MATTHEW E WHITE
Matthew E. White never expected to see his name in the bright lights. By the time White released his solo debut, Big Inner, in 2012, he was already a decade deep into the tightly knit creative orbit of Richmond, Virginia. He had cofounded a series of polyglot bands with his closest pals and jumped at any compelling collaborative invitation; Big Inner wasn’t a lark, per se, but it felt at first like a new thread within an already rich tapestry. But the album was rightly lauded as a triumph, a modern reappraisal of classic American songcraft that unified gospel, jazz, and incandescent Brill Building pop in seven rapturous tunes. At 30, White inched toward stardom, while Spacebomb, the production house and label he founded, emerged as a mighty new imprimatur. By his own admission, though, White stumbled through this unexpected success, rushing a second album, Fresh Blood, that somehow felt both on the nose and timid, as if he were still trying to fan the same flame that had powered Big Inner.
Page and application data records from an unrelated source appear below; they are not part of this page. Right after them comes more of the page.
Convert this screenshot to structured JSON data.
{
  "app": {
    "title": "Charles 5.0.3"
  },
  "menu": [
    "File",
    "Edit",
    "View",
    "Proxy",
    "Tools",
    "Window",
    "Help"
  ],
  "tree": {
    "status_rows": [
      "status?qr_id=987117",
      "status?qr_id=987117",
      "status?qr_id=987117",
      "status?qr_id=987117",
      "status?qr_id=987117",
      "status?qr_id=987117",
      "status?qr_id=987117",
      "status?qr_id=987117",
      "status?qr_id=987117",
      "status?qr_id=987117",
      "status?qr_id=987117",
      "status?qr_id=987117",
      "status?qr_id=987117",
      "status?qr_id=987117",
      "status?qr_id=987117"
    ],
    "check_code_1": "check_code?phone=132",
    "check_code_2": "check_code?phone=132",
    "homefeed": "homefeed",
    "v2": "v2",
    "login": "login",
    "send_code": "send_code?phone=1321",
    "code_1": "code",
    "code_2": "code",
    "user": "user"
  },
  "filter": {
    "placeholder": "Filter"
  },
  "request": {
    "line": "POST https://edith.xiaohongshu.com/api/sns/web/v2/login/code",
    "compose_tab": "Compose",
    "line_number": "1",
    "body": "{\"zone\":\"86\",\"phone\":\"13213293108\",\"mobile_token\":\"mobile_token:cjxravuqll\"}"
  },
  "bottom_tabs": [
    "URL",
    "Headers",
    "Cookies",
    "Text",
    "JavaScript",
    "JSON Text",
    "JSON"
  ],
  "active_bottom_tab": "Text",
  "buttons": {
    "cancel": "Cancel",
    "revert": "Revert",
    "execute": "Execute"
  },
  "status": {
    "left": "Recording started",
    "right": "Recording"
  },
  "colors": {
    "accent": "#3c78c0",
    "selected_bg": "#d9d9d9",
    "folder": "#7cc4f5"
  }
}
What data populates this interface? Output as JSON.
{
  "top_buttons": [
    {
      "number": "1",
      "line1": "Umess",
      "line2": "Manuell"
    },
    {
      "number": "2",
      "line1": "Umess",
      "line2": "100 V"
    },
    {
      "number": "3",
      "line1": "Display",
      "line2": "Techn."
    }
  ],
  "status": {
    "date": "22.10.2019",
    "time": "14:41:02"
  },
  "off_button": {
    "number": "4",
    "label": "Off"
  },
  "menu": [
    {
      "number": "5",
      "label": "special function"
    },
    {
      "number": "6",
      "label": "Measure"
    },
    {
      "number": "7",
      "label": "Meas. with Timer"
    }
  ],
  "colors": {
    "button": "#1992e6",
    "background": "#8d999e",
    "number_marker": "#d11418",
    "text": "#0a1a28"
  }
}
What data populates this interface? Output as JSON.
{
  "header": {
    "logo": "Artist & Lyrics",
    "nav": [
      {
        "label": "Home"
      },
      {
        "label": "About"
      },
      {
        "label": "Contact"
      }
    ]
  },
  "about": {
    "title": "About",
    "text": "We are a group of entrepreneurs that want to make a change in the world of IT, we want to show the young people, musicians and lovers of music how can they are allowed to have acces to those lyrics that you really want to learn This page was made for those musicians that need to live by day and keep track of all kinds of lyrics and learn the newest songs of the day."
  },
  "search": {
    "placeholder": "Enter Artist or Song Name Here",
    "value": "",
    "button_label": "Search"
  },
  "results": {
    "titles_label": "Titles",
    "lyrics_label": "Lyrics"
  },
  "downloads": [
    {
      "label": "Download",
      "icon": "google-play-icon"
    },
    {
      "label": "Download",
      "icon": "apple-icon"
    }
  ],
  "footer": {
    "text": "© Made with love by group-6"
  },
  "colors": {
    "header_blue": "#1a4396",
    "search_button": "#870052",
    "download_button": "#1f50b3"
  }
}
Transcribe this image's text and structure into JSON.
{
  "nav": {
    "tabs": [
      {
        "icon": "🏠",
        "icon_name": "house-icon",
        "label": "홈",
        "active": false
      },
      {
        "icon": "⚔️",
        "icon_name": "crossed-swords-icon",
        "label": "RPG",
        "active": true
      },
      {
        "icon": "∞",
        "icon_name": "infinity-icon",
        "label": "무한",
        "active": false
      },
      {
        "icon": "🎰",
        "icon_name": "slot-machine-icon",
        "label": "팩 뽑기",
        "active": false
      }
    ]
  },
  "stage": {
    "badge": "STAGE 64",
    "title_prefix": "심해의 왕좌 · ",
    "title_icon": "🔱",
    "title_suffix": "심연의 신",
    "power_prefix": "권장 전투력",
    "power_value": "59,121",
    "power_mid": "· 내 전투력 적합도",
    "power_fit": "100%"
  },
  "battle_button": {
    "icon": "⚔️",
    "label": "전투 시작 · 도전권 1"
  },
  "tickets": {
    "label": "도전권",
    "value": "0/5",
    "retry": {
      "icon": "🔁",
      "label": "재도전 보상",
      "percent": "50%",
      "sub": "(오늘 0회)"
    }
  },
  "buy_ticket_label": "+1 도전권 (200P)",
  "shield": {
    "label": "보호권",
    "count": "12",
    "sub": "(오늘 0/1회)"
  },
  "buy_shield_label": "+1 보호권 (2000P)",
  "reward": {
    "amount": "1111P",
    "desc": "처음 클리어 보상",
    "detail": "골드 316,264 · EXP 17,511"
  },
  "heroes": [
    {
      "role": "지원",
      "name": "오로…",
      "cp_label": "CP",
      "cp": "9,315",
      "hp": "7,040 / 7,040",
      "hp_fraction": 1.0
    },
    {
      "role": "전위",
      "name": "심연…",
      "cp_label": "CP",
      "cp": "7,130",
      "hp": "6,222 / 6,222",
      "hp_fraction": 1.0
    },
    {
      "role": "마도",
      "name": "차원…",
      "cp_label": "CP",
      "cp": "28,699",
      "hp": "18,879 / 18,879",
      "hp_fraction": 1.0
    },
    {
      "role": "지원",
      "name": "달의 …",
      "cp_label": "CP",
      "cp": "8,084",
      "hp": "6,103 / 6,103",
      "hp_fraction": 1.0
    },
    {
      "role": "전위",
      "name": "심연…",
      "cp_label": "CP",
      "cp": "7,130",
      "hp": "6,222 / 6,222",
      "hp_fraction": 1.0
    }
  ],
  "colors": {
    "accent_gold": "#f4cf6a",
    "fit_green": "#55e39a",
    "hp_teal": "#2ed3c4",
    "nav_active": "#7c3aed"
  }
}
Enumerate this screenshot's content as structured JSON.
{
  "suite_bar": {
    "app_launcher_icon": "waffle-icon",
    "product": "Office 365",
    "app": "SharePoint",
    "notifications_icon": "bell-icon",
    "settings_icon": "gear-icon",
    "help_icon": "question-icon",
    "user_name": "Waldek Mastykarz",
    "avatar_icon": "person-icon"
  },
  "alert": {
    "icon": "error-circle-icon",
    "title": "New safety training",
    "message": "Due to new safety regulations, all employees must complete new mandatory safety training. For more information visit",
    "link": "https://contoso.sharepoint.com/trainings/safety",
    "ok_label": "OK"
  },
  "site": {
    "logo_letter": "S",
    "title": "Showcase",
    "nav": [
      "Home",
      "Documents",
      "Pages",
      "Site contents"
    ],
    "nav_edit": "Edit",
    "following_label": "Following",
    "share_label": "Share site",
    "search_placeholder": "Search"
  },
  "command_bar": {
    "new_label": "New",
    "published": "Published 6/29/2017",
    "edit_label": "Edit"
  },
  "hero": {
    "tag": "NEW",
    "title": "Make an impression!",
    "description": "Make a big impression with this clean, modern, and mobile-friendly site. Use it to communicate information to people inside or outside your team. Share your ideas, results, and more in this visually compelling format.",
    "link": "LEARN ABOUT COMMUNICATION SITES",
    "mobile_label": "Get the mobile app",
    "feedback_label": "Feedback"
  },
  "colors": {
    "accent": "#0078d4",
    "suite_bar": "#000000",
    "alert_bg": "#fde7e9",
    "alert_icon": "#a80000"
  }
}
K Bay, White’s first album in six years, is the astounding record he has forever aspired to make. A bold reclamation of independence and identity, K Bay establishes White as one of his era’s most imaginative and audacious songwriters, composers, and bandleaders. These 11 pieces are retro-futurist magic tricks that feel instantly classic and contemporary, the product of a musical mind that has internalized the lessons of his idols and used them to build a brilliant world of his own. You will immediately recognize White here, singing softly of his big-hearted cosmography of love and wisdom and botanical metaphors; you will be stunned, though, by the dazzling density and relentless wonder of his ideas, from the swaggering hooks of “Electric” and “Let’s Ball” to the fragmented symphonic sway of “Fell Like An Ax.” K Bay moves with the absolute freedom and force of a debut thrillride; it exudes the sophistication and subtlety of a revivified veteran who knows exactly what he wants to hear and just how to get it.